╭──

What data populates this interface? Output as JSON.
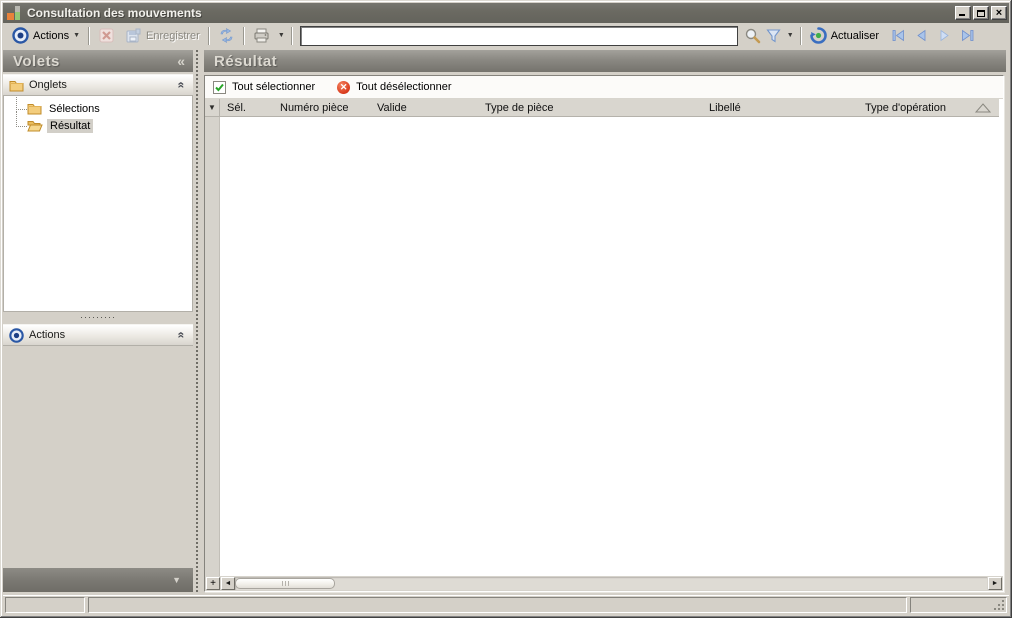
{
  "window": {
    "title": "Consultation des mouvements"
  },
  "toolbar": {
    "actions_label": "Actions",
    "save_label": "Enregistrer",
    "search_value": "",
    "refresh_label": "Actualiser"
  },
  "sidebar": {
    "title": "Volets",
    "onglets_section": {
      "label": "Onglets",
      "items": [
        {
          "label": "Sélections",
          "selected": false
        },
        {
          "label": "Résultat",
          "selected": true
        }
      ]
    },
    "actions_section": {
      "label": "Actions"
    }
  },
  "main": {
    "title": "Résultat",
    "select_toolbar": {
      "select_all_label": "Tout sélectionner",
      "deselect_all_label": "Tout désélectionner"
    },
    "table": {
      "columns": [
        "Sél.",
        "Numéro pièce",
        "Valide",
        "Type de pièce",
        "Libellé",
        "Type d'opération"
      ],
      "rows": [],
      "sort_column": "Type d'opération",
      "sort_direction": "asc"
    }
  },
  "icons": {
    "collapse_panel": "«",
    "collapse_section": "«",
    "dropdown_arrow": "▼",
    "row_selector": "▼",
    "sort_asc": "",
    "add_row": "+",
    "scroll_left": "◄",
    "scroll_right": "►",
    "overflow_down": "▼",
    "check": "",
    "deselect_x": "✕",
    "close": "×",
    "splitter_dots": "·········"
  },
  "colors": {
    "titlebar": "#6b6a62",
    "window_bg": "#d4d0c8",
    "panel_header_text": "#dcd9d1",
    "accent_blue": "#2a57a5",
    "nav_arrow_blue": "#a9c4ea",
    "alert_red": "#d93a1c",
    "check_green": "#27a527",
    "folder_yellow": "#f3cd7d",
    "selection_gray": "#d2cfc8"
  }
}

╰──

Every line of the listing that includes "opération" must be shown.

Expected output
        "Type d'opération"
      "sort_column": "Type d'opération",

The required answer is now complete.